The centerpiece of Pink Triangle Park is an arrangement of 15 sierra-white granite pylons each inlaid with a pink triangle made of quartz. The word ‘pylon’ originates as a massive Egyptian monument that acts as a gateway to a spiritual temple. Each pylon joins with others to form a larger triangle on the groundswell. Its base is oriented toward Harvey Milk Plaza, designed by AIA winner, Howard Grant, and the iconic rainbow flag created by Gilbert Baker. Both are gay men. The artists behind PTP are Robert Bruce and Susan Martin. Here is what they say about the creative challenge.
“First we had to decide we wanted to work together. Two strangers brought together by a friend. We agreed to meet, to share tea and crackers. We talked about sculpture, the Vietnam War memorial, and gardens. Specifically, Claude Monet’s garden at Giverny and the beautiful green stakes used to support the plants. We talked about the philosophical premise of the one and the many, site-specific sculpture, collaborating, controversy, neighborhood, community.
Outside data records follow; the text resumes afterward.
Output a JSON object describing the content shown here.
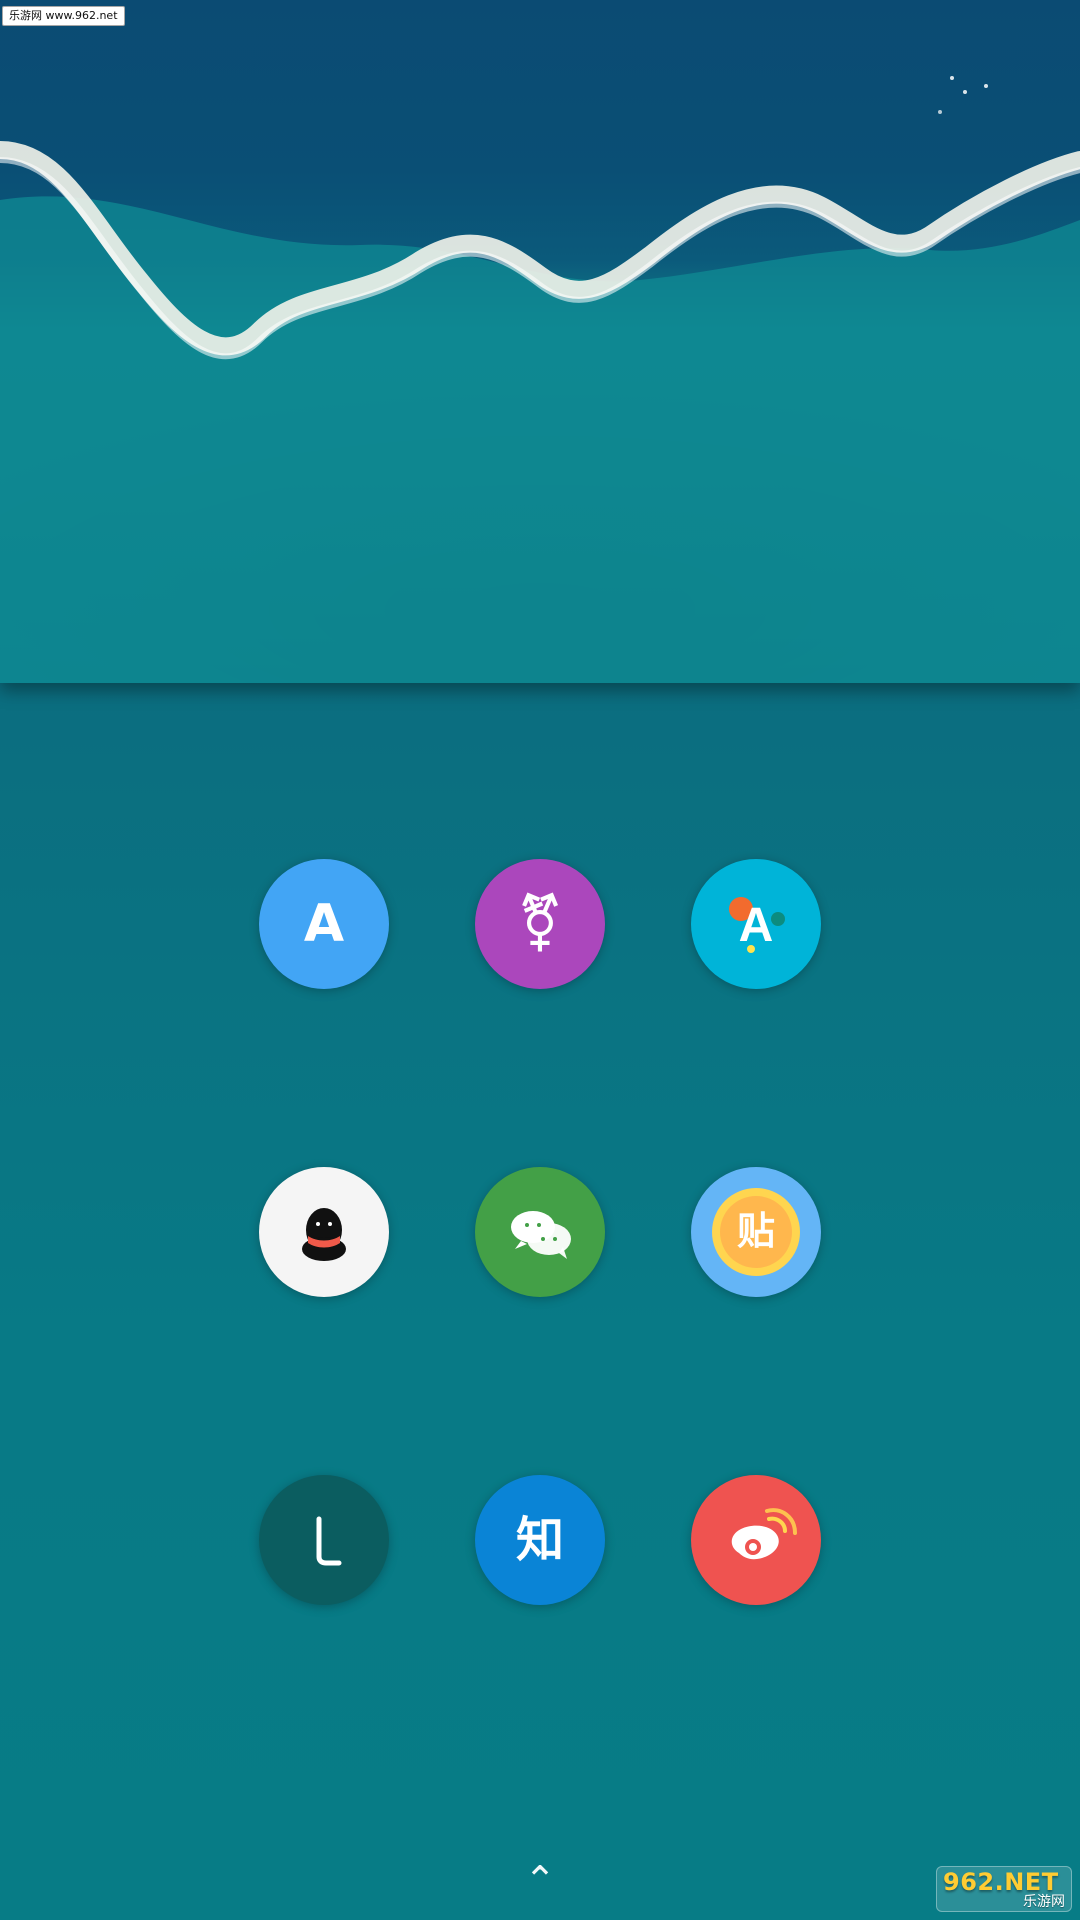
{
  "wallpaper": {
    "watermark_text": "乐游网 www.962.net"
  },
  "apps": [
    {
      "id": "translate",
      "label": "A",
      "icon_name": "translate-icon",
      "bg": "#42A5F5",
      "fg": "#FFFFFF"
    },
    {
      "id": "gender",
      "label": "⚧",
      "icon_name": "gender-symbol-icon",
      "bg": "#AB47BC",
      "fg": "#FFFFFF"
    },
    {
      "id": "font",
      "label": "A",
      "icon_name": "font-icon",
      "bg": "#00B4D8",
      "fg": "#FFFFFF"
    },
    {
      "id": "qq",
      "label": "",
      "icon_name": "qq-penguin-icon",
      "bg": "#F5F5F5",
      "fg": "#111111"
    },
    {
      "id": "wechat",
      "label": "",
      "icon_name": "wechat-bubbles-icon",
      "bg": "#43A047",
      "fg": "#FFFFFF"
    },
    {
      "id": "tieba",
      "label": "贴",
      "icon_name": "tieba-icon",
      "bg": "#64B5F6",
      "fg": "#FFFFFF"
    },
    {
      "id": "l-app",
      "label": "L",
      "icon_name": "l-letter-icon",
      "bg": "#0B5D60",
      "fg": "#FFFFFF"
    },
    {
      "id": "zhihu",
      "label": "知",
      "icon_name": "zhihu-icon",
      "bg": "#0A84D6",
      "fg": "#FFFFFF"
    },
    {
      "id": "weibo",
      "label": "",
      "icon_name": "weibo-icon",
      "bg": "#EF5350",
      "fg": "#FFFFFF"
    }
  ],
  "navigation": {
    "up_arrow_icon": "chevron-up-icon",
    "up_arrow_glyph": "⌃"
  },
  "watermark_bottom": {
    "line1": "962.NET",
    "line2": "乐游网"
  }
}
We knew the Nazis imprisoned and killed gays and lesbians: 5,000-15,000 people. We wanted to express the loss abstractly rather than figuratively. We learned that the United Nations was formed in San Francisco, and that without the UN we might not have a Universal Declaration of Human Rights. We wanted the sculpture to be contemplative. We wanted to mourn the dead (past), to celebrate the living (present), and to hope for those to come (future).
When we started we didn’t know exactly what the memorial would look like. We did not know it would be granite or how exactly the individual elements would sit on the site in relationship to each other. We did not know how tall they would be. We did not know how they would be installed. We talked, we listened, we learned.
It has always seemed very difficult to express anything about living and dying with a single object. Perhaps this is because none of us would be here without the collaboration between at least two people. The simple definition of collaboration is to work with others. We hope visitors to Pink Triangle Park and Memorial will:
• Respect each other as this sculpture respects the site.
• Contemplate the softness of the plants and the firmness of the granite.
• Locate the softness and the firmness within themselves.
• Remember that gay men wore pink triangles, lesbians wore black triangles, gypsies wore brown triangles, Poles wore blue triangles, social democrats and other political prisoners wore red triangles, and Jews wore yellow stars.
• Think about how persecution of any individual or single group of people damages all humanity.”